By Judy Lehn
Wednesday’s Citizen First forum on Berthoud water drew about 50 residents who wanted to hear what Town Administrator Michael Hart had to say. The subjects covered ranged from the annual foul smelling and tasting water, to the “exorbitant” water bills paid by town citizens.
Hart began by saying that the Town is doing a full assessment of anything that has to do with water quality. The reservoir “went upside down” a month early this year, which did not give the town quite the time it needed implement the approved procedure for improving the water. “Our reservoir is over one hundred years old, and we don’t know what’s growing in the bottom of it, other than the algae, but we do know it’s getting worse,” he said.
The work, which has already been contracted, involves moving the carbon filtration to a position earlier in the treatment process and increasing the time that the water is in contact with the carbon. This will be accomplished by changing the “plumbing” rather than physically moving the carbon filter. The time in the carbon will be increased from 10 minutes to over 2 hours.
A temporary trial of the system shows that it greatly improves the quality of the plant output.
Hart emphasized that the water that comes from Carter Lake to the reservoir needs to go directly into the treatment plant. The Little Thompson Water District (LTWD) treats their water at Carter Lake and the water requires less chemical treatment. The town has hired five consultants to study the problem and a plan should be ready to present to the Trustees by late September or early October. Those in attendance seemed to be pleased by the efforts being expended for water quality, but there was definitely a “wait and see” attitude.

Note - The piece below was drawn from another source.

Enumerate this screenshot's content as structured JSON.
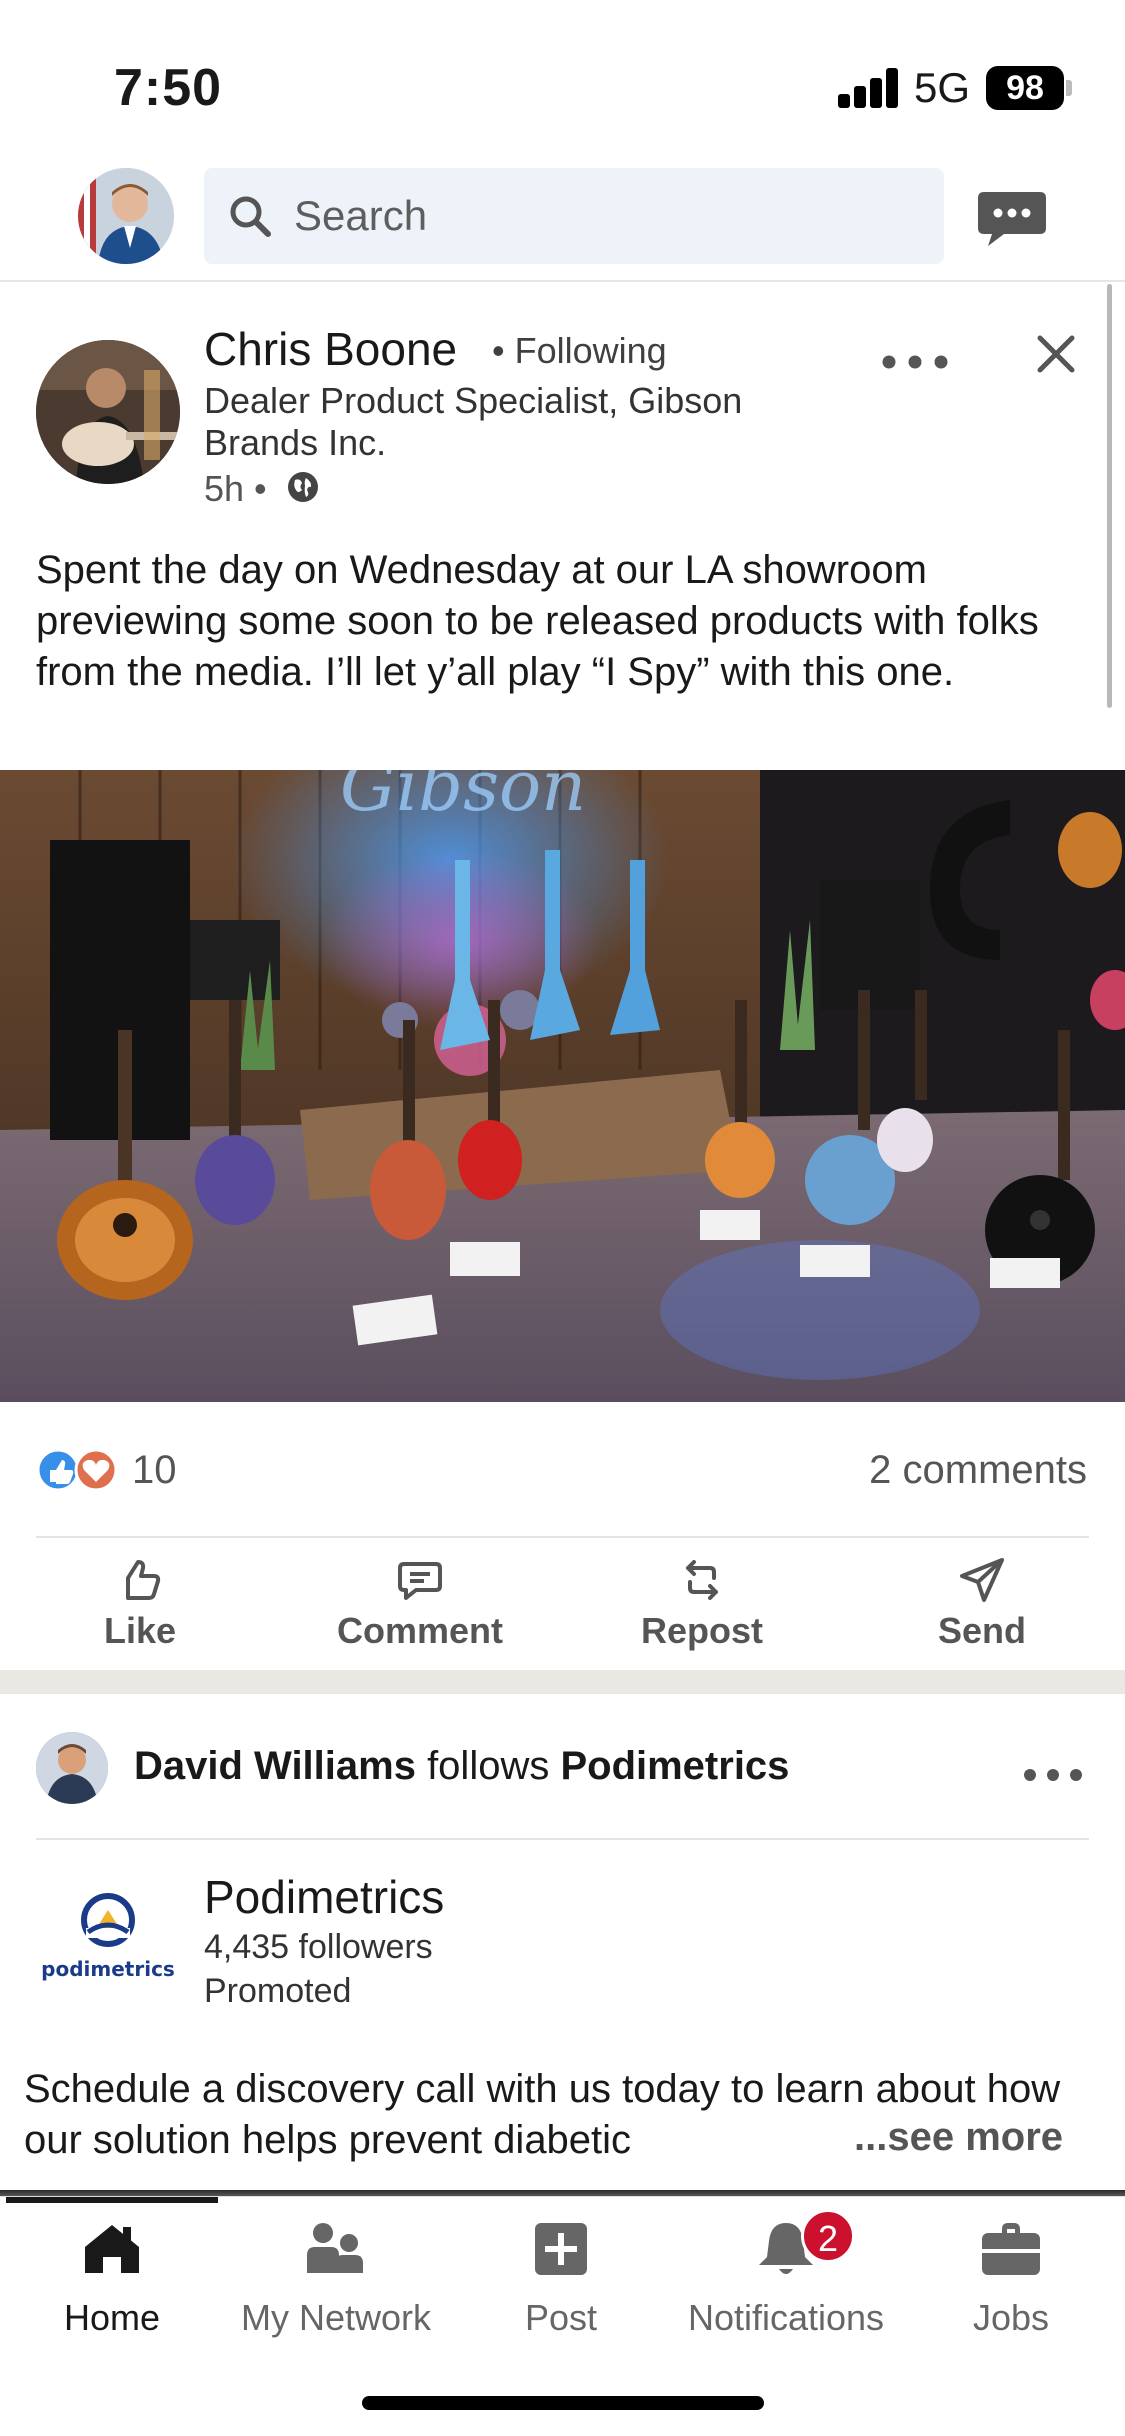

Jane Clevenger of Berthoud asked if everyone in town was getting the improved water. Hart responded that the LTWD opened an 8-inch tap at the cemetery and is providing 20-25% of the community’s treated water. The town was most interested in providing the water to the restaurants so that their businesses would not suffer. Everyone else is getting the improved water from the Berthoud water treatment plant.

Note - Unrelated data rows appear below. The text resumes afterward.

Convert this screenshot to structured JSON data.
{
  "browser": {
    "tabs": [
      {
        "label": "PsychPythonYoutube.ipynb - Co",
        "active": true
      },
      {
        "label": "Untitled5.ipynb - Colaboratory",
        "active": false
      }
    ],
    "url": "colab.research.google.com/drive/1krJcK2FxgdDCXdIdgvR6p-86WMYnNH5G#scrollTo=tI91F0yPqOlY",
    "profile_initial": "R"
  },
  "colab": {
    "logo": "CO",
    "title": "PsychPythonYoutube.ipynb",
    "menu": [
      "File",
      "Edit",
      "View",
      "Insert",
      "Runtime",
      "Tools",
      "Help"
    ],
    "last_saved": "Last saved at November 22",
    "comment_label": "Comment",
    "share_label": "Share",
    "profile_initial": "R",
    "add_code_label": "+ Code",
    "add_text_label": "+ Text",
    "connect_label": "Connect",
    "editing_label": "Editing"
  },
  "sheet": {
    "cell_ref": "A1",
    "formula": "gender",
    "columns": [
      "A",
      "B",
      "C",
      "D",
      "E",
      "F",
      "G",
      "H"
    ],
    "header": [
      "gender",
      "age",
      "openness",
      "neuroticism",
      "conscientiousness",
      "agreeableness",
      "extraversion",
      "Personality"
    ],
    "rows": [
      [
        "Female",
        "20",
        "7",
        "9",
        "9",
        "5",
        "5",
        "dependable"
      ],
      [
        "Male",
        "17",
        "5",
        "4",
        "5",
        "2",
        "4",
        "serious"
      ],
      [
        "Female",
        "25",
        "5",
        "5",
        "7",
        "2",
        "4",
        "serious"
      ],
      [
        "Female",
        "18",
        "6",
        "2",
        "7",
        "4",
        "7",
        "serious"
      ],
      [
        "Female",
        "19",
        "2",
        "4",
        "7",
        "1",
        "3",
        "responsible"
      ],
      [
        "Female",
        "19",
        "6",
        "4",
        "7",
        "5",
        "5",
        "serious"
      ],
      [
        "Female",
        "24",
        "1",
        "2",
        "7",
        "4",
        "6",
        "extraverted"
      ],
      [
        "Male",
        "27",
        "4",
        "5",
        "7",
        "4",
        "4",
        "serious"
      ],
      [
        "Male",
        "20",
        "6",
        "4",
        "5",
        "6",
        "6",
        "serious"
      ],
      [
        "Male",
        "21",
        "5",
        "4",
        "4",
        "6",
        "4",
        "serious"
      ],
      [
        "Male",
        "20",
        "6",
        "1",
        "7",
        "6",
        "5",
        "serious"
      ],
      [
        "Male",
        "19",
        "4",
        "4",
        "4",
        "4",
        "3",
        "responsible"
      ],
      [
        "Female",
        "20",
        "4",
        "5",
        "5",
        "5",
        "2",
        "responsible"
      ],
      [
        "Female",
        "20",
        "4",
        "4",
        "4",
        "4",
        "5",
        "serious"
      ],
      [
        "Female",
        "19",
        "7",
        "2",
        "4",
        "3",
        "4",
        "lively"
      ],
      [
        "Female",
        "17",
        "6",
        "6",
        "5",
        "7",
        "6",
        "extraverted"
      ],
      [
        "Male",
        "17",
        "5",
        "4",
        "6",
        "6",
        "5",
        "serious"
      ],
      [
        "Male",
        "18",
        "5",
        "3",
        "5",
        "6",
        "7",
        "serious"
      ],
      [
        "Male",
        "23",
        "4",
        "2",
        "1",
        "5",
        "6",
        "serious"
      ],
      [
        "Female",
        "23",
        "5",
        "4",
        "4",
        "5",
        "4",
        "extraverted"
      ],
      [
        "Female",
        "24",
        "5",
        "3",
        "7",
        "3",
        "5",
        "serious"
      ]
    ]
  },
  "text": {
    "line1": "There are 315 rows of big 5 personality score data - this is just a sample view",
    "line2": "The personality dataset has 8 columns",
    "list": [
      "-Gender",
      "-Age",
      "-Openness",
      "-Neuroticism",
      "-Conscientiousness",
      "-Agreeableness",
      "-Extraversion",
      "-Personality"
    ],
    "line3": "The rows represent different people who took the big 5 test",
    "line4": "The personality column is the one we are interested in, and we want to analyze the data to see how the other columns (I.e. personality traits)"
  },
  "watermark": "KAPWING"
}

Dana Foley expressed the opinion that going completely with LTWD water was the answer. We would save money on treatment and could lease our water shares back to “Little T.”
The group was not as receptive to Hart’s explanation of the utility bill, which he said is the second highest in the state.
Key to the issue is the bond indebtedness for the Water Treatment Plant. Those bonds will not be paid until 2037. The current charge for water is $3.93 per 1,000 gallons, but only $1.00 of that goes to repay the debt. The rest of the utility bill is divided into water treatment and transportation. He said, “If we were able to attract more users, the rate would come down. Mary Cowdin, Berthoud Town Clerk, re-emphasized that wastewater usage fee is determined by the amount of water used in January and February.
Scott Sarbaugh of Prairie Star Development asked for clarification that over 50% of water fee is in the maintenance. Administrator Hart affirmed that to be a correct assessment, but restated that the number could be changed with more users. Sarbaugh also commented on the recent TV media attention to the Town’s water problem, calling it a “public relations nightmare.” He said “I can’t sell houses with this kind of bad publicity.” Hart explained his own interaction with the TV stations, having found only one of them to be cooperative by letting him explain the problem and actually having them sample the water as it is now.
Dorian Ryan-Tacy responded that the people who live in the town are the best public relations medium. If the problem is resolved, the world will know because everyone who lives here will tell them. In addition, the town can conduct their own public relations campaign.
Hart explained that he is focusing only on water quality this year. Next year he will present ideas for lowering the utility bills.
Other town officials attending the meeting were Trustees Dick Shepherd and Tom Jones, former Mayor and Utility Advisory Board Chairman Milan Karspeck, and Berthoud Public Works Director Stephanie Brothers.